Top of Supplied records

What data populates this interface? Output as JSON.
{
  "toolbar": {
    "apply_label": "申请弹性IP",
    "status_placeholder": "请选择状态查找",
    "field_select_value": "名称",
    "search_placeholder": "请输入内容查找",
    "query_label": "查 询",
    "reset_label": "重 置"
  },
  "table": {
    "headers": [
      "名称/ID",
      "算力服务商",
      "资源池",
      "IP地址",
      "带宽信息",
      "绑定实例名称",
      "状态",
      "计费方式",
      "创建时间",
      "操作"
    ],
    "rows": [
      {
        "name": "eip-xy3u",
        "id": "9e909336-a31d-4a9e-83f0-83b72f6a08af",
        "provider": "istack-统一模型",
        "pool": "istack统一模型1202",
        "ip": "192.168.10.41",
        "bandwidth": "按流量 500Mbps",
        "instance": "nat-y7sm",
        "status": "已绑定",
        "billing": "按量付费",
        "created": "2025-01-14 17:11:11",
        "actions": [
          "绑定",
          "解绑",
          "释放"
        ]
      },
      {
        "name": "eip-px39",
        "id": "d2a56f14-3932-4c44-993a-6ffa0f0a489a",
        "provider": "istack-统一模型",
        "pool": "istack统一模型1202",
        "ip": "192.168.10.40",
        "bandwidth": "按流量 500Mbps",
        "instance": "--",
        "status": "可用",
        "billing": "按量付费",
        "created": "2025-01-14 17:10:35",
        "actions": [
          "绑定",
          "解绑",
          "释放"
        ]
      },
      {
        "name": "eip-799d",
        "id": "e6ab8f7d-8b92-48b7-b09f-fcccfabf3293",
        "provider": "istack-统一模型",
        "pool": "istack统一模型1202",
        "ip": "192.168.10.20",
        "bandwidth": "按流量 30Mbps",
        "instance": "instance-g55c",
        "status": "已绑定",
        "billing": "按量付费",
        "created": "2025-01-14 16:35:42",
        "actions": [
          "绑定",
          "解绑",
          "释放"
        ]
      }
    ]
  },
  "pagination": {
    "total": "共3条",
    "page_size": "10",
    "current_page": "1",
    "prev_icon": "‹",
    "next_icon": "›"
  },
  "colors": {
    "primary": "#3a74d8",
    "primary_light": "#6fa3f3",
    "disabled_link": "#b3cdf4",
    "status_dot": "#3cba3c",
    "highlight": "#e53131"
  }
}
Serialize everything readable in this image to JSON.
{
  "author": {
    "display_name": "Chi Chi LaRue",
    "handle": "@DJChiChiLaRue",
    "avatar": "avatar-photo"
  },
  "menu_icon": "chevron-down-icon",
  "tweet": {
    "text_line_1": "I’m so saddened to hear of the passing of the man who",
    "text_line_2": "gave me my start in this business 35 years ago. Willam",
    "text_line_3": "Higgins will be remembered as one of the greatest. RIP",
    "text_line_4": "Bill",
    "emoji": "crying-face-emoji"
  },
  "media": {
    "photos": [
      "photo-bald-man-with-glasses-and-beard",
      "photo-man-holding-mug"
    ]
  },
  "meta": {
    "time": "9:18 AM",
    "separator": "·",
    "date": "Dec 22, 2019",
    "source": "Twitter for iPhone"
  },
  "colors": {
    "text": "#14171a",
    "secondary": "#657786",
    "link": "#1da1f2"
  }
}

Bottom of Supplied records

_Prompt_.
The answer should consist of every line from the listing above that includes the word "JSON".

_Response area_.
What data populates this interface? Output as JSON.
Serialize everything readable in this image to JSON.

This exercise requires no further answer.